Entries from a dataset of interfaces
● ● ● ● ●

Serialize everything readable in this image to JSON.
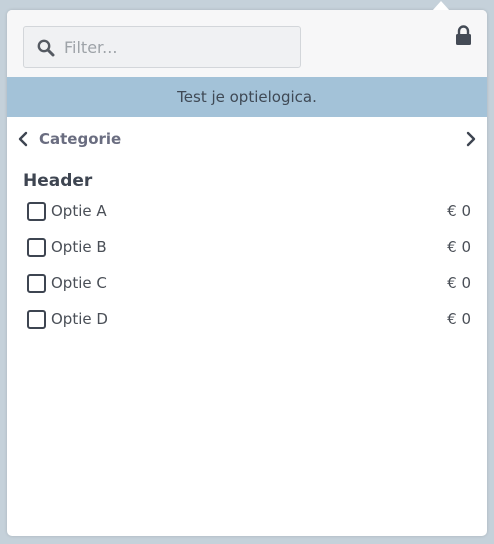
{
  "filter": {
    "placeholder": "Filter..."
  },
  "banner": {
    "text": "Test je optielogica."
  },
  "category": {
    "label": "Categorie"
  },
  "section": {
    "header": "Header"
  },
  "options": [
    {
      "label": "Optie A",
      "price": "€ 0",
      "checked": false
    },
    {
      "label": "Optie B",
      "price": "€ 0",
      "checked": false
    },
    {
      "label": "Optie C",
      "price": "€ 0",
      "checked": false
    },
    {
      "label": "Optie D",
      "price": "€ 0",
      "checked": false
    }
  ],
  "icons": {
    "search": "search-icon",
    "lock": "lock-icon",
    "back": "chevron-left-icon",
    "next": "chevron-right-icon"
  },
  "colors": {
    "banner_bg": "#a3c2d8",
    "accent_text": "#6a6d80",
    "page_bg": "#c5d1da"
  }
}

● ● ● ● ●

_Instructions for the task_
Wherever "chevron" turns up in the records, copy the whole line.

_Solved problem_
    "back": "chevron-left-icon",
    "next": "chevron-right-icon"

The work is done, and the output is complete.